“Status Update,” the Haskell/Yale show from around the same time underscored the importance of viewing social media as just another tool, although clearly one more mutable and more reactive than something like a browser window, still bound by a frame.

And the writer of that Art21 blogpost was also one of the artists also included in the show:

Identity through social media is also the core of An Xiao’s work. Trained in philosophy, Ms. Xiao, 28, came to art through photography, writing and an interest in communication that goes back to her childhood, when she wrote letters to her grandmother in the Philippines. The letters, she said, related little moments that add up to a portrait of the writer, the way social networking does now with a series of — as she put it — “totally inane things.”

Her installation, called “Nothing to Tweet Home About,” is a group of postcards written as Twitter feeds that she is mailing to the gallery. “Sometimes I take the slow bus just to get a seat. And talk on the phone,” she wrote on one from New York.

“The mediums change,” she said in a telephone interview. “But the basic human need to communicate, to share your life and talk about your life — that’s going to be there forever.”

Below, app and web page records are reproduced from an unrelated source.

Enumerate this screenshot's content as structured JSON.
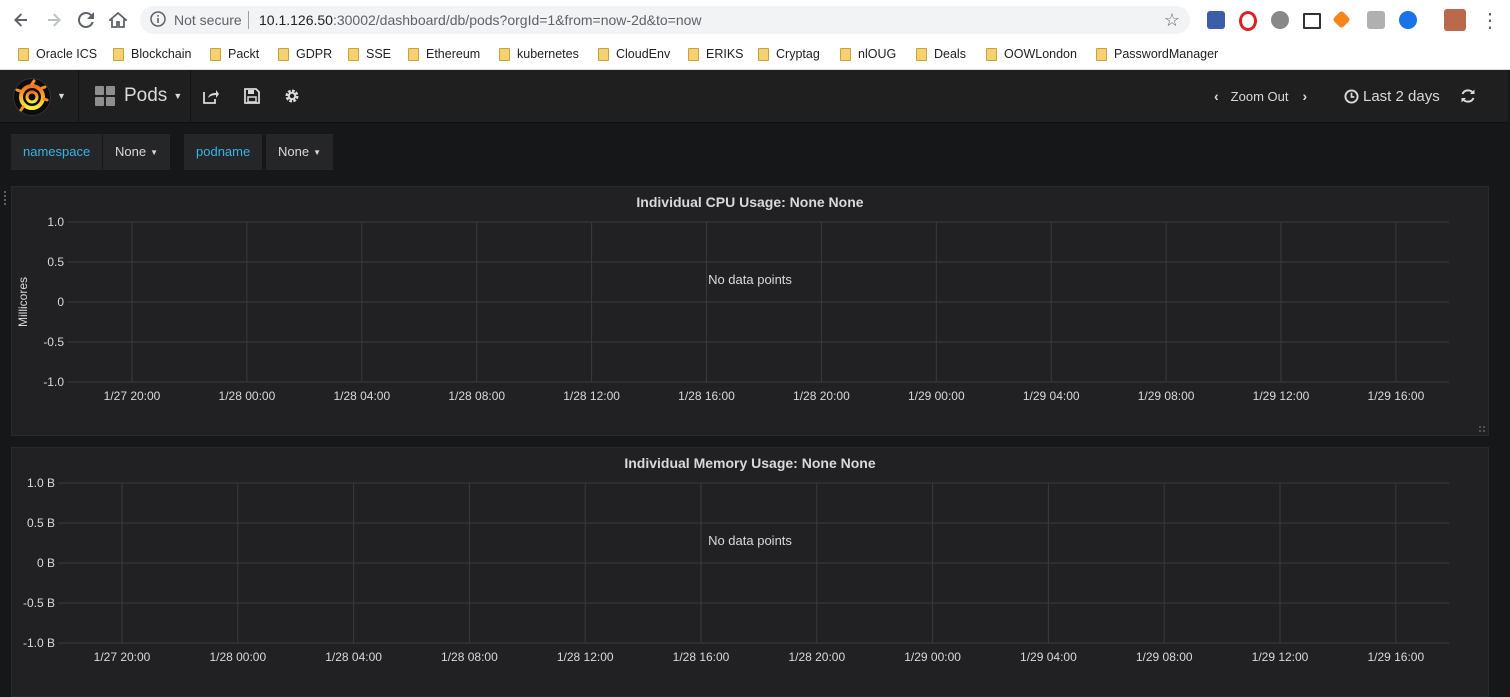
{
  "browser": {
    "security_label": "Not secure",
    "url_host": "10.1.126.50",
    "url_rest": ":30002/dashboard/db/pods?orgId=1&from=now-2d&to=now",
    "bookmarks": [
      "Oracle ICS",
      "Blockchain",
      "Packt",
      "GDPR",
      "SSE",
      "Ethereum",
      "kubernetes",
      "CloudEnv",
      "ERIKS",
      "Cryptag",
      "nlOUG",
      "Deals",
      "OOWLondon",
      "PasswordManager"
    ]
  },
  "grafana": {
    "dashboard_title": "Pods",
    "zoom_label": "Zoom Out",
    "time_range_label": "Last 2 days",
    "variables": [
      {
        "name": "namespace",
        "value": "None"
      },
      {
        "name": "podname",
        "value": "None"
      }
    ],
    "accent_color": "#33b5e5"
  },
  "panels": [
    {
      "title": "Individual CPU Usage: None None",
      "no_data_text": "No data points",
      "y_label": "Millicores",
      "y_ticks": [
        "1.0",
        "0.5",
        "0",
        "-0.5",
        "-1.0"
      ],
      "x_ticks": [
        "1/27 20:00",
        "1/28 00:00",
        "1/28 04:00",
        "1/28 08:00",
        "1/28 12:00",
        "1/28 16:00",
        "1/28 20:00",
        "1/29 00:00",
        "1/29 04:00",
        "1/29 08:00",
        "1/29 12:00",
        "1/29 16:00"
      ]
    },
    {
      "title": "Individual Memory Usage: None None",
      "no_data_text": "No data points",
      "y_label": "",
      "y_ticks": [
        "1.0 B",
        "0.5 B",
        "0 B",
        "-0.5 B",
        "-1.0 B"
      ],
      "x_ticks": [
        "1/27 20:00",
        "1/28 00:00",
        "1/28 04:00",
        "1/28 08:00",
        "1/28 12:00",
        "1/28 16:00",
        "1/28 20:00",
        "1/29 00:00",
        "1/29 04:00",
        "1/29 08:00",
        "1/29 12:00",
        "1/29 16:00"
      ]
    }
  ]
}
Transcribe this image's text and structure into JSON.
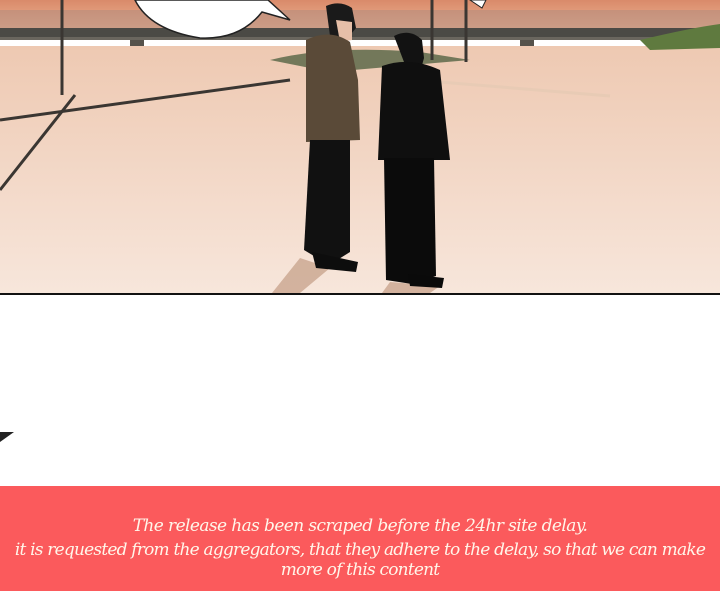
{
  "panel": {
    "scene": "two-figures-riverbank-sunset",
    "colors": {
      "sky": "#f2b98f",
      "ground": "#f3d8c6",
      "bridge": "#4a4a46"
    }
  },
  "notice": {
    "line1": "The release has been scraped before the 24hr site delay.",
    "line2": "it is requested from the aggregators, that they adhere to the delay, so that we can make more of this content",
    "background": "#fb5a5c"
  }
}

Change they do. Never underestimate human desire to share, and over-share in a share-share kind of way.